» Your task: Every record has to be written out exactly, with no line missing.

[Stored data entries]
----------
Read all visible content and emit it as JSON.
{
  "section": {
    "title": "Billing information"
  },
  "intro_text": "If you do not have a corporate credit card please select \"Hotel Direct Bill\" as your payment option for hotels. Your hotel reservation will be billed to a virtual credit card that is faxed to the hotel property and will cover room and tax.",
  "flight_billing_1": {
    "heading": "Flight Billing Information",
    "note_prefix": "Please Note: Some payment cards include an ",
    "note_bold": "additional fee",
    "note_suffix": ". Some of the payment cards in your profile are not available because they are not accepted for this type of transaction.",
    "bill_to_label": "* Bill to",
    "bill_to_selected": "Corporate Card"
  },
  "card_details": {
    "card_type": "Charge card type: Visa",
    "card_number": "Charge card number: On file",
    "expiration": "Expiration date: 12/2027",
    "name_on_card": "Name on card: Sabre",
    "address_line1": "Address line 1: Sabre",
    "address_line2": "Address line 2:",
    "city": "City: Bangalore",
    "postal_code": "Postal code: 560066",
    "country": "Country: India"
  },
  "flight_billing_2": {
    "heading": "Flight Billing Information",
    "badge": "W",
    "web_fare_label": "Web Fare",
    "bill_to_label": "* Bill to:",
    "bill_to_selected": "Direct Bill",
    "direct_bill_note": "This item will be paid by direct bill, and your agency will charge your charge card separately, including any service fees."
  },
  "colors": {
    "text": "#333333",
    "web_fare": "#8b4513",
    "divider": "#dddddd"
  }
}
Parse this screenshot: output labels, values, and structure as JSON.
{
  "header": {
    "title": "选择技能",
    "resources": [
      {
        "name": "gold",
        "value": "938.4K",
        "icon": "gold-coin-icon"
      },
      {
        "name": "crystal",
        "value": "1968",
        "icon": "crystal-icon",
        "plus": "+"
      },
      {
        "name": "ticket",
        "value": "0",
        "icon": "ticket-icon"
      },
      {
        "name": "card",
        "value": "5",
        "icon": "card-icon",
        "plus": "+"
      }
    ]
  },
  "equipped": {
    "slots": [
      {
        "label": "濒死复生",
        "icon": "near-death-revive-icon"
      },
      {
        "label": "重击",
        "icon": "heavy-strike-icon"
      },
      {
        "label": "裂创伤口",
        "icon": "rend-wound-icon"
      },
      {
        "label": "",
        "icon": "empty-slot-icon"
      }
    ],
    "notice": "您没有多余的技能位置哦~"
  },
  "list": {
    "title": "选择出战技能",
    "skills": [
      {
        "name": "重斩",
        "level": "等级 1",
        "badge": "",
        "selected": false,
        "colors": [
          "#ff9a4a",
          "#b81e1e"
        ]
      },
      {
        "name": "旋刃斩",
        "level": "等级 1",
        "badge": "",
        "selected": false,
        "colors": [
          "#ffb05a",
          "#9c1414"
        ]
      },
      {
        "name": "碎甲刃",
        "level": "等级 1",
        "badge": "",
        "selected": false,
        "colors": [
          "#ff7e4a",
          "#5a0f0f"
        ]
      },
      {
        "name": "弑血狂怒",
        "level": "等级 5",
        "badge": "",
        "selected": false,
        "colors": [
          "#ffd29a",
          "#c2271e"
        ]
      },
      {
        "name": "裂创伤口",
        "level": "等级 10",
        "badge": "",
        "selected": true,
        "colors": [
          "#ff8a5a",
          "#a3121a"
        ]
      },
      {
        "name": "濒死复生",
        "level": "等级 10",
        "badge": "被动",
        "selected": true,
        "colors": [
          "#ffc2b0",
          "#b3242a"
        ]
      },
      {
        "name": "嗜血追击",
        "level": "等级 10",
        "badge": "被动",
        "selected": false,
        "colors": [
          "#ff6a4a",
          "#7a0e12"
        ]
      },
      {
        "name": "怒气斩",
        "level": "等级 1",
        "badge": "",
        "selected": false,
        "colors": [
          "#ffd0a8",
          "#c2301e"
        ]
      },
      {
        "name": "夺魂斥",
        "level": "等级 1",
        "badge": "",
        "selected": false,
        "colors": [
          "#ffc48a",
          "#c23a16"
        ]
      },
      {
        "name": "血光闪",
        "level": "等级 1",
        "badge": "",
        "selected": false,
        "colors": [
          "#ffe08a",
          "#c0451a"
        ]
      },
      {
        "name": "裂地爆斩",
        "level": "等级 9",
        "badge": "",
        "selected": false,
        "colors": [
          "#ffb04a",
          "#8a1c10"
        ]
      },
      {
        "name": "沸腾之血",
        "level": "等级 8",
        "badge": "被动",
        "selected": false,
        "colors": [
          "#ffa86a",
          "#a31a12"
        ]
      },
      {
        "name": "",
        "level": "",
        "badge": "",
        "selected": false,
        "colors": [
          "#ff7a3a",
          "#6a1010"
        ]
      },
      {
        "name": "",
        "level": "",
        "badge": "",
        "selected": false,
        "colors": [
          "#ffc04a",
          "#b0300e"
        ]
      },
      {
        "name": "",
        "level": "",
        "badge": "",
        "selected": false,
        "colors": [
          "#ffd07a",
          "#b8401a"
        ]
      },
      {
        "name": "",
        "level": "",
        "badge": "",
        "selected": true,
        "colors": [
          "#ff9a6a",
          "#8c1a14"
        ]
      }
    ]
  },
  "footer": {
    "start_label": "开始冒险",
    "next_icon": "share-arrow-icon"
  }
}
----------
» Result below:
Read all visible content and emit it as JSON.
{
  "section": {
    "title": "Billing information"
  },
  "intro_text": "If you do not have a corporate credit card please select \"Hotel Direct Bill\" as your payment option for hotels. Your hotel reservation will be billed to a virtual credit card that is faxed to the hotel property and will cover room and tax.",
  "flight_billing_1": {
    "heading": "Flight Billing Information",
    "note_prefix": "Please Note: Some payment cards include an ",
    "note_bold": "additional fee",
    "note_suffix": ". Some of the payment cards in your profile are not available because they are not accepted for this type of transaction.",
    "bill_to_label": "* Bill to",
    "bill_to_selected": "Corporate Card"
  },
  "card_details": {
    "card_type": "Charge card type: Visa",
    "card_number": "Charge card number: On file",
    "expiration": "Expiration date: 12/2027",
    "name_on_card": "Name on card: Sabre",
    "address_line1": "Address line 1: Sabre",
    "address_line2": "Address line 2:",
    "city": "City: Bangalore",
    "postal_code": "Postal code: 560066",
    "country": "Country: India"
  },
  "flight_billing_2": {
    "heading": "Flight Billing Information",
    "badge": "W",
    "web_fare_label": "Web Fare",
    "bill_to_label": "* Bill to:",
    "bill_to_selected": "Direct Bill",
    "direct_bill_note": "This item will be paid by direct bill, and your agency will charge your charge card separately, including any service fees."
  },
  "colors": {
    "text": "#333333",
    "web_fare": "#8b4513",
    "divider": "#dddddd"
  }
}
Parse this screenshot: output labels, values, and structure as JSON.
{
  "header": {
    "title": "选择技能",
    "resources": [
      {
        "name": "gold",
        "value": "938.4K",
        "icon": "gold-coin-icon"
      },
      {
        "name": "crystal",
        "value": "1968",
        "icon": "crystal-icon",
        "plus": "+"
      },
      {
        "name": "ticket",
        "value": "0",
        "icon": "ticket-icon"
      },
      {
        "name": "card",
        "value": "5",
        "icon": "card-icon",
        "plus": "+"
      }
    ]
  },
  "equipped": {
    "slots": [
      {
        "label": "濒死复生",
        "icon": "near-death-revive-icon"
      },
      {
        "label": "重击",
        "icon": "heavy-strike-icon"
      },
      {
        "label": "裂创伤口",
        "icon": "rend-wound-icon"
      },
      {
        "label": "",
        "icon": "empty-slot-icon"
      }
    ],
    "notice": "您没有多余的技能位置哦~"
  },
  "list": {
    "title": "选择出战技能",
    "skills": [
      {
        "name": "重斩",
        "level": "等级 1",
        "badge": "",
        "selected": false,
        "colors": [
          "#ff9a4a",
          "#b81e1e"
        ]
      },
      {
        "name": "旋刃斩",
        "level": "等级 1",
        "badge": "",
        "selected": false,
        "colors": [
          "#ffb05a",
          "#9c1414"
        ]
      },
      {
        "name": "碎甲刃",
        "level": "等级 1",
        "badge": "",
        "selected": false,
        "colors": [
          "#ff7e4a",
          "#5a0f0f"
        ]
      },
      {
        "name": "弑血狂怒",
        "level": "等级 5",
        "badge": "",
        "selected": false,
        "colors": [
          "#ffd29a",
          "#c2271e"
        ]
      },
      {
        "name": "裂创伤口",
        "level": "等级 10",
        "badge": "",
        "selected": true,
        "colors": [
          "#ff8a5a",
          "#a3121a"
        ]
      },
      {
        "name": "濒死复生",
        "level": "等级 10",
        "badge": "被动",
        "selected": true,
        "colors": [
          "#ffc2b0",
          "#b3242a"
        ]
      },
      {
        "name": "嗜血追击",
        "level": "等级 10",
        "badge": "被动",
        "selected": false,
        "colors": [
          "#ff6a4a",
          "#7a0e12"
        ]
      },
      {
        "name": "怒气斩",
        "level": "等级 1",
        "badge": "",
        "selected": false,
        "colors": [
          "#ffd0a8",
          "#c2301e"
        ]
      },
      {
        "name": "夺魂斥",
        "level": "等级 1",
        "badge": "",
        "selected": false,
        "colors": [
          "#ffc48a",
          "#c23a16"
        ]
      },
      {
        "name": "血光闪",
        "level": "等级 1",
        "badge": "",
        "selected": false,
        "colors": [
          "#ffe08a",
          "#c0451a"
        ]
      },
      {
        "name": "裂地爆斩",
        "level": "等级 9",
        "badge": "",
        "selected": false,
        "colors": [
          "#ffb04a",
          "#8a1c10"
        ]
      },
      {
        "name": "沸腾之血",
        "level": "等级 8",
        "badge": "被动",
        "selected": false,
        "colors": [
          "#ffa86a",
          "#a31a12"
        ]
      },
      {
        "name": "",
        "level": "",
        "badge": "",
        "selected": false,
        "colors": [
          "#ff7a3a",
          "#6a1010"
        ]
      },
      {
        "name": "",
        "level": "",
        "badge": "",
        "selected": false,
        "colors": [
          "#ffc04a",
          "#b0300e"
        ]
      },
      {
        "name": "",
        "level": "",
        "badge": "",
        "selected": false,
        "colors": [
          "#ffd07a",
          "#b8401a"
        ]
      },
      {
        "name": "",
        "level": "",
        "badge": "",
        "selected": true,
        "colors": [
          "#ff9a6a",
          "#8c1a14"
        ]
      }
    ]
  },
  "footer": {
    "start_label": "开始冒险",
    "next_icon": "share-arrow-icon"
  }
}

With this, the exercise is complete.